→ **DATASET ENTRIES**
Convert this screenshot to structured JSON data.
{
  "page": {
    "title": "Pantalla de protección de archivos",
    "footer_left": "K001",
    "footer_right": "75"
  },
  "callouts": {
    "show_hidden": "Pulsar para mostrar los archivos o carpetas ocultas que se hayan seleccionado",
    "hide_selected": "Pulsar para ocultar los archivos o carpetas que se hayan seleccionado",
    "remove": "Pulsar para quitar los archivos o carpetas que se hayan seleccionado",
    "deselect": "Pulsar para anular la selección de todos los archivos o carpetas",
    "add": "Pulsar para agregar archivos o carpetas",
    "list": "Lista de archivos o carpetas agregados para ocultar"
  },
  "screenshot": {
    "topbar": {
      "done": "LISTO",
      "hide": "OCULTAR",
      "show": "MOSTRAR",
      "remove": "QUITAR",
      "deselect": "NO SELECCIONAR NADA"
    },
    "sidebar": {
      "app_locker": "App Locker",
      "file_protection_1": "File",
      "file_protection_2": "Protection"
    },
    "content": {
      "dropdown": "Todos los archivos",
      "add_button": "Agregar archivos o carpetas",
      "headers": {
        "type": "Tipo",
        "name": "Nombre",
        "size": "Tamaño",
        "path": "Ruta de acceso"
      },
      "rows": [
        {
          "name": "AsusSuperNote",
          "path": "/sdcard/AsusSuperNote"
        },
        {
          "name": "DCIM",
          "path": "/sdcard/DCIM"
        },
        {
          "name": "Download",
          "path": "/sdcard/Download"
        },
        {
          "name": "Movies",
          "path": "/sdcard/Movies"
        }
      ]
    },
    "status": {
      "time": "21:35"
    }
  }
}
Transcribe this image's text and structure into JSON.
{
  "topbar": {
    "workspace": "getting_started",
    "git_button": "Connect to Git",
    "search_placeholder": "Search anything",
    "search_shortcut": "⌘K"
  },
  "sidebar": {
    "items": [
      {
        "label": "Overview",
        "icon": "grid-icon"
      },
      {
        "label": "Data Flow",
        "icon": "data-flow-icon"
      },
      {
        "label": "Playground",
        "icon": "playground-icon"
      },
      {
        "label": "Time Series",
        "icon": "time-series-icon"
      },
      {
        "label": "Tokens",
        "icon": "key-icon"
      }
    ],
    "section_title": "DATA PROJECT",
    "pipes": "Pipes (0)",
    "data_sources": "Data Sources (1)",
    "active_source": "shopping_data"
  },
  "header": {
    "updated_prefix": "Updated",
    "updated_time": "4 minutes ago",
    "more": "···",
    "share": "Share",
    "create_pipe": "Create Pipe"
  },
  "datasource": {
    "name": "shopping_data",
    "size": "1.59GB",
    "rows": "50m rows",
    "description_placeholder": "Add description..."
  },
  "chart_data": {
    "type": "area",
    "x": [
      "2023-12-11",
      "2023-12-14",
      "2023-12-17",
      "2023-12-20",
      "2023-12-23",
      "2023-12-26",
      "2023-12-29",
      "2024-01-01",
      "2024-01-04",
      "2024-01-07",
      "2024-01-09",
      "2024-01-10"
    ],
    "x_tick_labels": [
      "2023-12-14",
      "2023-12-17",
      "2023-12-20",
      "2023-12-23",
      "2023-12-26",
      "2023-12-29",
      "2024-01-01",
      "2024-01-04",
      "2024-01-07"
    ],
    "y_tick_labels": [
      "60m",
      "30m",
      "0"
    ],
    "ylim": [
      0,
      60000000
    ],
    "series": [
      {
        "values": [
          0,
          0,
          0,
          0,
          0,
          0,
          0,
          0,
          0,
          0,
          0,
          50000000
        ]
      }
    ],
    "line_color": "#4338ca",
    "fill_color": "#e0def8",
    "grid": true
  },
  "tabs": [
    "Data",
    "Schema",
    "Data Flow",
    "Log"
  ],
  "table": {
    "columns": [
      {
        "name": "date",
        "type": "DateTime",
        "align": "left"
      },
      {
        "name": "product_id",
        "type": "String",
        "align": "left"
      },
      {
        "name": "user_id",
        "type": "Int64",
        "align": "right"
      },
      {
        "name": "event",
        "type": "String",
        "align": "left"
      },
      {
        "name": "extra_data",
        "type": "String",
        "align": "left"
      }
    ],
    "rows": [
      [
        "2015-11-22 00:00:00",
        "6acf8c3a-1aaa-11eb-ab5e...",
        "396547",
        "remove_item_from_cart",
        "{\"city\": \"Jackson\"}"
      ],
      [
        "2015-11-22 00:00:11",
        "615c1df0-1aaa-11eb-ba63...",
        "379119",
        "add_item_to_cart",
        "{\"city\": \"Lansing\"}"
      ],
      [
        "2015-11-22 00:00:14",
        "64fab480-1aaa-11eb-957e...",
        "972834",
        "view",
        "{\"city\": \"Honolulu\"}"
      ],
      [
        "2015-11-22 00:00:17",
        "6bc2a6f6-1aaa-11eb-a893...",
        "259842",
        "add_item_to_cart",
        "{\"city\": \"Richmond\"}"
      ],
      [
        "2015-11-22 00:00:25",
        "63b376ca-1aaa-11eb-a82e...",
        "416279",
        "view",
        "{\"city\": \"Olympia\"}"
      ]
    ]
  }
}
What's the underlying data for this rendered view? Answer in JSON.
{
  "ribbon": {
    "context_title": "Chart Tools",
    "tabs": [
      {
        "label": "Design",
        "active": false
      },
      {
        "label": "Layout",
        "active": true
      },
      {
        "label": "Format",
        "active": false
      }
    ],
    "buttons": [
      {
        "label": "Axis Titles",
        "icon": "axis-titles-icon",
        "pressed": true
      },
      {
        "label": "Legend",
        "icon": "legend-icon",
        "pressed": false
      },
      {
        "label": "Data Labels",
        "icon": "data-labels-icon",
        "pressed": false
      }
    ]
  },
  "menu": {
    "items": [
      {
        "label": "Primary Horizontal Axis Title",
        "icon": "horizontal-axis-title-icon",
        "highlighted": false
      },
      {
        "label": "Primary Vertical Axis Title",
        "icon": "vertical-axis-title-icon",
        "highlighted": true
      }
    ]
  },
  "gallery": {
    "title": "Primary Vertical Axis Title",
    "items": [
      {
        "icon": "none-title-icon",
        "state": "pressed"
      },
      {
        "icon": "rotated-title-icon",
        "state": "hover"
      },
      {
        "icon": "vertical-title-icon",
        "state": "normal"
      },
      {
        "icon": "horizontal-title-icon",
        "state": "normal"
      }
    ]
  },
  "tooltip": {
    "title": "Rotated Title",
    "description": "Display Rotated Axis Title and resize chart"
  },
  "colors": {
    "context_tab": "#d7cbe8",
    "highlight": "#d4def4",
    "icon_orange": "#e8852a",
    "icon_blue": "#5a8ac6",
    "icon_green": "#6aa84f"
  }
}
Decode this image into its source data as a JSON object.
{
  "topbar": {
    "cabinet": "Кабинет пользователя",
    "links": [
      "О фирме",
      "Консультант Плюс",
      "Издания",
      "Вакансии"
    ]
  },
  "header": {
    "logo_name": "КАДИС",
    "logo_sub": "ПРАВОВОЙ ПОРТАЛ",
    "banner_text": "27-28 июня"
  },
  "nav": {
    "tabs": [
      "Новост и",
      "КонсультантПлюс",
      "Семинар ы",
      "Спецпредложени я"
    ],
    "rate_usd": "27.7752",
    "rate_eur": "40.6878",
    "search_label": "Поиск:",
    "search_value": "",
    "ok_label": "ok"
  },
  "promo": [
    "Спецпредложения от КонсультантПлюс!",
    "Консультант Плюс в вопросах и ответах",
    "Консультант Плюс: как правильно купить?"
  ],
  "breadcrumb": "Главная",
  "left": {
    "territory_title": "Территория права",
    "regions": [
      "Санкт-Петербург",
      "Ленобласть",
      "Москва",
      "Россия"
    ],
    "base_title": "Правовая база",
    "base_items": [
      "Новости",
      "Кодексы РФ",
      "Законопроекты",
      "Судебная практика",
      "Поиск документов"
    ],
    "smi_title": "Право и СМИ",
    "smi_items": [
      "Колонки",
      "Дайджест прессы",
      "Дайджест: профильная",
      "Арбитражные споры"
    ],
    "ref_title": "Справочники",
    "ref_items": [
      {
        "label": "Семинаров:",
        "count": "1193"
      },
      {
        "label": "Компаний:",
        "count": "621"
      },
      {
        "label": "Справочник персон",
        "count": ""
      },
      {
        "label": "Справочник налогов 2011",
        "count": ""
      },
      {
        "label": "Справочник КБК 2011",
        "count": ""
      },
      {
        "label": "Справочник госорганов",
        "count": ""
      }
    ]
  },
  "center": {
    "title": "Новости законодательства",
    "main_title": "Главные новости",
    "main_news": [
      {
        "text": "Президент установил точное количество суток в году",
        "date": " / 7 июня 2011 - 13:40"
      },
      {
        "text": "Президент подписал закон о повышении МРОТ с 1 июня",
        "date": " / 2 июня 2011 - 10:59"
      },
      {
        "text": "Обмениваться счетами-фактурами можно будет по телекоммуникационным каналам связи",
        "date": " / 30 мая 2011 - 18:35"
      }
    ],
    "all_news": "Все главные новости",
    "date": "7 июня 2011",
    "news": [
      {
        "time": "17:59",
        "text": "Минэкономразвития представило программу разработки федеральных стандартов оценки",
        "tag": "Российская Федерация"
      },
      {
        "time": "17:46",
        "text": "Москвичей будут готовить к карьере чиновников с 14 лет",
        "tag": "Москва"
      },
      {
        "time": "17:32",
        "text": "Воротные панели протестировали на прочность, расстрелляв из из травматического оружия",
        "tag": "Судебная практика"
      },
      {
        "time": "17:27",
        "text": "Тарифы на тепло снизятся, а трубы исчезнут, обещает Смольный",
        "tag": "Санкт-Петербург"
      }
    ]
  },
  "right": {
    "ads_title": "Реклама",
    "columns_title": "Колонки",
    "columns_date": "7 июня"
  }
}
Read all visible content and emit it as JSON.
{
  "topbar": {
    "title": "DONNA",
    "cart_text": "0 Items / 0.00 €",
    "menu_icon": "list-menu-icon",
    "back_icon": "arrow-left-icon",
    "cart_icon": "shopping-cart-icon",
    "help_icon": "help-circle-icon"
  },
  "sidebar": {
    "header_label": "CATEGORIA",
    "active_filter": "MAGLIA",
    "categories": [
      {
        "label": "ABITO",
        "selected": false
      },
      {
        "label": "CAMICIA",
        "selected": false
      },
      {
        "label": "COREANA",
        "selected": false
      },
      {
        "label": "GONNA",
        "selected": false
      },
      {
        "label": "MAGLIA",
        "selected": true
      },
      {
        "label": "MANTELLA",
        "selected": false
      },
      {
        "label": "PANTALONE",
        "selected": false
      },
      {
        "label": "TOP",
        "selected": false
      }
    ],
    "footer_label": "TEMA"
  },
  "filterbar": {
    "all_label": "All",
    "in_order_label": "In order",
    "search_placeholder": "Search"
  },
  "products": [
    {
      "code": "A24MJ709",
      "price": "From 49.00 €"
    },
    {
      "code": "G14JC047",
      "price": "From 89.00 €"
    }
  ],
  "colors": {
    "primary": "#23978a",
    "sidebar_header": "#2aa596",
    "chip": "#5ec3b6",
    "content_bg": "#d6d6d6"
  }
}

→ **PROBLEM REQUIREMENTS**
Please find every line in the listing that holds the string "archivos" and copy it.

→ **TASK SOLUTION**
    "title": "Pantalla de protección de archivos",
    "show_hidden": "Pulsar para mostrar los archivos o carpetas ocultas que se hayan seleccionado",
    "hide_selected": "Pulsar para ocultar los archivos o carpetas que se hayan seleccionado",
    "remove": "Pulsar para quitar los archivos o carpetas que se hayan seleccionado",
    "deselect": "Pulsar para anular la selección de todos los archivos o carpetas",
    "add": "Pulsar para agregar archivos o carpetas",
    "list": "Lista de archivos o carpetas agregados para ocultar"
      "dropdown": "Todos los archivos",
      "add_button": "Agregar archivos o carpetas",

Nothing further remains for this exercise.